Unfortunately, recycling plastics seems to be difficultt. New mechanical sorting processes are being utilized to increase plastic recycling capacity and efficiency. While containers are usually made from a single type and color of plastic, making them relatively easy to sort out, a consumer product like a cellular phone may have many small parts consisting of over a dozen different types and colors of plastics. In a case like this, the resources it would take to separate the plastics far exceed their value and the item is discarded. Polystyrene is rarely recycled because it is usually not cost effective. These unrecycled wastes are typically disposed of in landfills, incinerated or used to produce electricity at waste to energy plants. (Sourced from http://en.wikipedia.org/wiki/Plastic)
And more specifically:
- The Great Pacific Garbage Patch’.
The essence of this video on You Tube shows a giant garbage patch that has accumulated because of the movement of the seas and stretches for millions of square miles across the Pacific Ocean. Approximately 3.5 million tons of garbage of which approx. 80% is plastic.

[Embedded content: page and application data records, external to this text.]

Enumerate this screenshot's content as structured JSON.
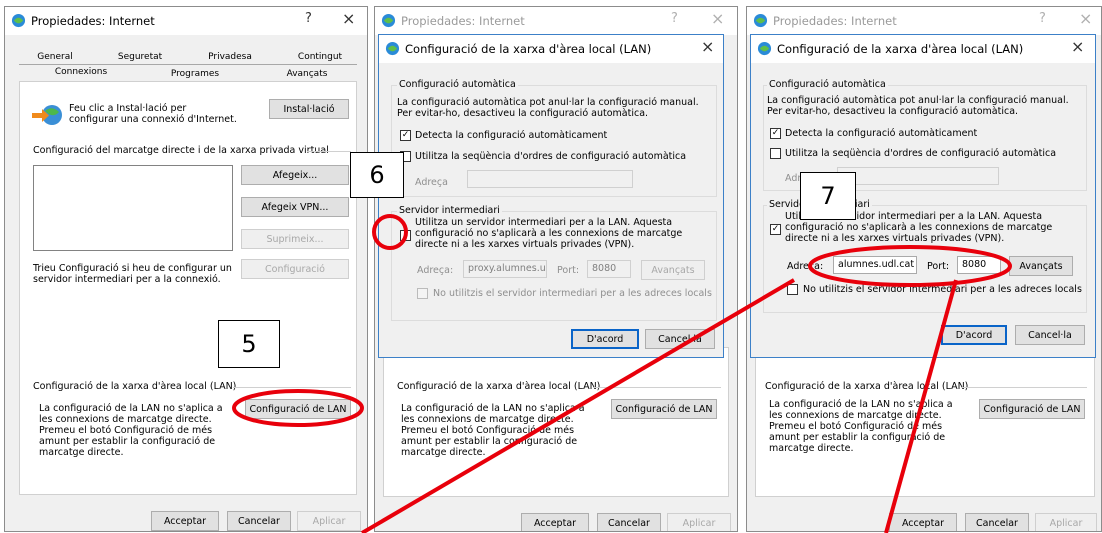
{
  "colors": {
    "annotation_red": "#e8000b",
    "focus_blue": "#0a64c8"
  },
  "window1": {
    "title": "Propiedades: Internet",
    "help": "?",
    "close": "×",
    "tabs_row1": [
      "General",
      "Seguretat",
      "Privadesa",
      "Contingut"
    ],
    "tabs_row2": [
      "Connexions",
      "Programes",
      "Avançats"
    ],
    "setup_text": "Feu clic a Instal·lació per configurar una connexió d'Internet.",
    "setup_button": "Instal·lació",
    "dialup_group": "Configuració del marcatge directe i de la xarxa privada virtual",
    "add_button": "Afegeix...",
    "add_vpn_button": "Afegeix VPN...",
    "remove_button": "Suprimeix...",
    "settings_text": "Trieu Configuració si heu de configurar un servidor intermediari per a la connexió.",
    "settings_button": "Configuració",
    "lan_group": "Configuració de la xarxa d'àrea local (LAN)",
    "lan_text": "La configuració de la LAN no s'aplica a les connexions de marcatge directe. Premeu el botó Configuració de més amunt per establir la configuració de marcatge directe.",
    "lan_button": "Configuració de LAN",
    "ok_button": "Acceptar",
    "cancel_button": "Cancelar",
    "apply_button": "Aplicar"
  },
  "lan_dialog": {
    "title": "Configuració de la xarxa d'àrea local (LAN)",
    "close": "×",
    "auto_group": "Configuració automàtica",
    "auto_text": "La configuració automàtica pot anul·lar la configuració manual. Per evitar-ho, desactiveu la configuració automàtica.",
    "auto_detect": "Detecta la configuració automàticament",
    "script": "Utilitza la seqüència d'ordres de configuració automàtica",
    "address_label": "Adreça",
    "proxy_group": "Servidor intermediari",
    "proxy_text": "Utilitza un servidor intermediari per a la LAN. Aquesta configuració no s'aplicarà a les connexions de marcatge directe ni a les xarxes virtuals privades (VPN).",
    "proxy_address_label": "Adreça:",
    "port_label": "Port:",
    "advanced_button": "Avançats",
    "bypass": "No utilitzis el servidor intermediari per a les adreces locals",
    "ok_button": "D'acord",
    "cancel_button": "Cancel·la"
  },
  "dialog6": {
    "proxy_address": "proxy.alumnes.u",
    "port": "8080"
  },
  "dialog7": {
    "proxy_address": "alumnes.udl.cat",
    "port": "8080"
  },
  "callouts": [
    "5",
    "6",
    "7"
  ]
}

Plastic of course, doesn’t biodegrade but gets broken down into smaller and smaller pieces. Animals eat the plastic pellets and the video questions whether it then ends up in the human food chain. The conclusion appears to be that it is extremely difficult to clean up, if at all, and that the key is changing our own behaviour and to stop producing it in the first place:
Another article in Wikipedia on the same subject:
- What happens to the humble coat hanger?
We really like this article which we found by chance on the internet. In a nutshell, it highlights most of the environmental issues concerning consumption of plastics by considering the life cycle of a humble coat hanger:
Or, bring up Green Peace website http://www.greenpeace.org/international/ for a plethora of both health and environmental issues and current campaigns related to plastics